“If someone has a new daily persistent headache with an orthostatic component (headaches worsen in an upright position and are relieved by lying down) and they are double-jointed— they can pull their fingers back or hyperextend their knees—there’s more likely to be a leak than you might otherwise have suspected,” she says.

What to Tell Your Doctor

Dr. Rau stresses the importance of telling your doctor when the headache started. They also need to know about what you think makes it better or worse, what (if anything) triggers the headache, and other symptoms that occur with the headache. Make sure to mention any recent surgeries or medical procedures or diagnostic tests that may have caused a CSF leak, Dr. Rau says, or if you otherwise suspect one has happened. 

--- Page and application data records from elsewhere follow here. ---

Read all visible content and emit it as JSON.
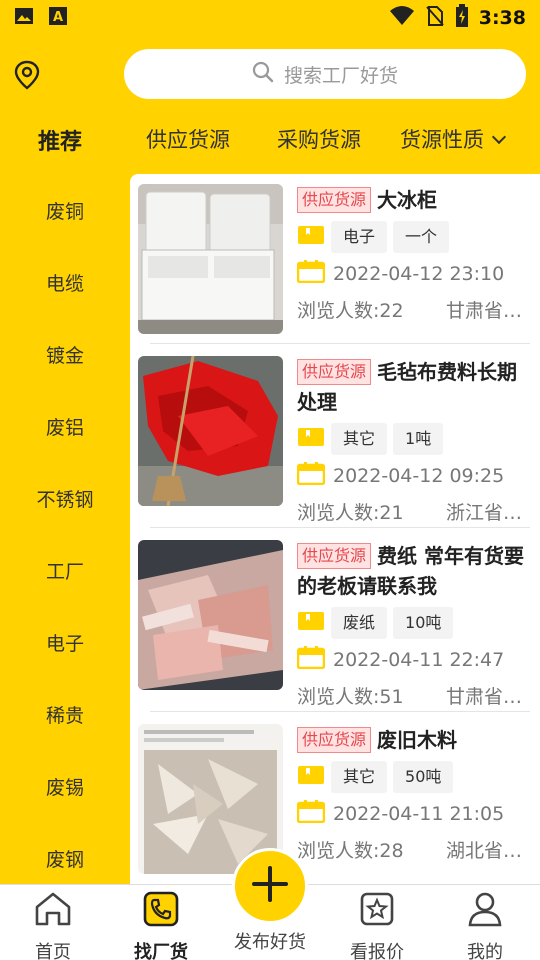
{
  "status_bar": {
    "time": "3:38"
  },
  "header": {
    "search_placeholder": "搜索工厂好货"
  },
  "tabs": [
    {
      "label": "推荐"
    },
    {
      "label": "供应货源"
    },
    {
      "label": "采购货源"
    },
    {
      "label": "货源性质"
    }
  ],
  "sidebar": {
    "items": [
      {
        "label": "废铜"
      },
      {
        "label": "电缆"
      },
      {
        "label": "镀金"
      },
      {
        "label": "废铝"
      },
      {
        "label": "不锈钢"
      },
      {
        "label": "工厂"
      },
      {
        "label": "电子"
      },
      {
        "label": "稀贵"
      },
      {
        "label": "废锡"
      },
      {
        "label": "废钢"
      }
    ]
  },
  "listings": [
    {
      "tag": "供应货源",
      "title": "大冰柜",
      "category": "电子",
      "quantity": "一个",
      "date": "2022-04-12 23:10",
      "views": "浏览人数:22",
      "region": "甘肃省…"
    },
    {
      "tag": "供应货源",
      "title": "毛毡布费料长期处理",
      "category": "其它",
      "quantity": "1吨",
      "date": "2022-04-12 09:25",
      "views": "浏览人数:21",
      "region": "浙江省…"
    },
    {
      "tag": "供应货源",
      "title": "费纸 常年有货要的老板请联系我",
      "category": "废纸",
      "quantity": "10吨",
      "date": "2022-04-11 22:47",
      "views": "浏览人数:51",
      "region": "甘肃省…"
    },
    {
      "tag": "供应货源",
      "title": "废旧木料",
      "category": "其它",
      "quantity": "50吨",
      "date": "2022-04-11 21:05",
      "views": "浏览人数:28",
      "region": "湖北省…"
    }
  ],
  "bottom_nav": {
    "items": [
      {
        "label": "首页",
        "icon": "home-icon"
      },
      {
        "label": "找厂货",
        "icon": "phone-icon"
      },
      {
        "label": "看报价",
        "icon": "star-box-icon"
      },
      {
        "label": "我的",
        "icon": "user-icon"
      }
    ],
    "publish_label": "发布好货"
  },
  "colors": {
    "brand": "#FFD200",
    "tag_red": "#E5484D",
    "text_gray": "#777777"
  }
}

Also, be sure to tell your doctor about any other health problems you might have. Dr. Rau says that they also need to be provided with a complete list of all the medications you take, including over-the-counter medicines and dietary supplements.

Treatment Options for Low CSF Pressure Headache

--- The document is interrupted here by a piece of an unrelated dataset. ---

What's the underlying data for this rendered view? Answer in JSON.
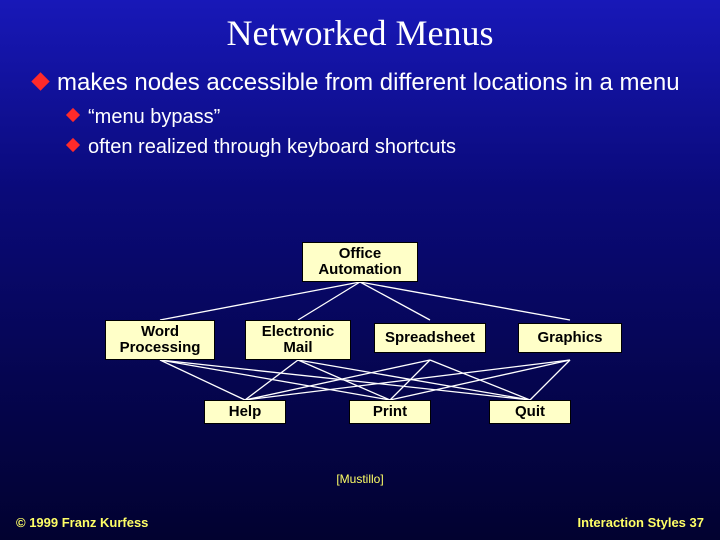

The good news about low CSF pressure headache is that it’s often curable, according to Dr. Rau. She notes that, in many cases, the body can repair itself. Your doctor may ask you to lie flat for 48-72 hours, increase your fluid intake, and increase your caffeine consumption to the equivalent of 3-4 cups of coffee per day unless otherwise contraindicated.

If this conservative approach isn’t successful, Dr. Rau says a blood patch may be necessary. For this procedure, some of your own blood will be drawn from your arm and injected into the lower spine. It usually isn’t necessary to know the exact location of the leak for this procedure to work. Headache improvement may be very fast, but if the patch does not work or the results are short-lived, testing to locate the site of the leak may be performed.

In rare instances, surgery may be recommended. Bur Dr. Rau underscores that this is uncommon. 

“The majority of patients will respond to some form or mixture of these treatments,” Dr. Rau says. “There are some patients that have either recurrent problems or just don’t respond as well, but a very small percentage. The majority of patients can be cured.” 

Seeking Treatment for Low-Pressure Headache

Though certainly not as common as migraine, low-pressure headache is a form of daily headache that can be easily missed. Talk to your doctor if you’ve had a constant headache that appeared one day and never left or gets better when you lie down, or if you had a recent injury or a procedure such as an epidural or lumbar puncture. For help finding a healthcare provider who is right for you, check out the American Migraine Foundation Find a Doctor tool.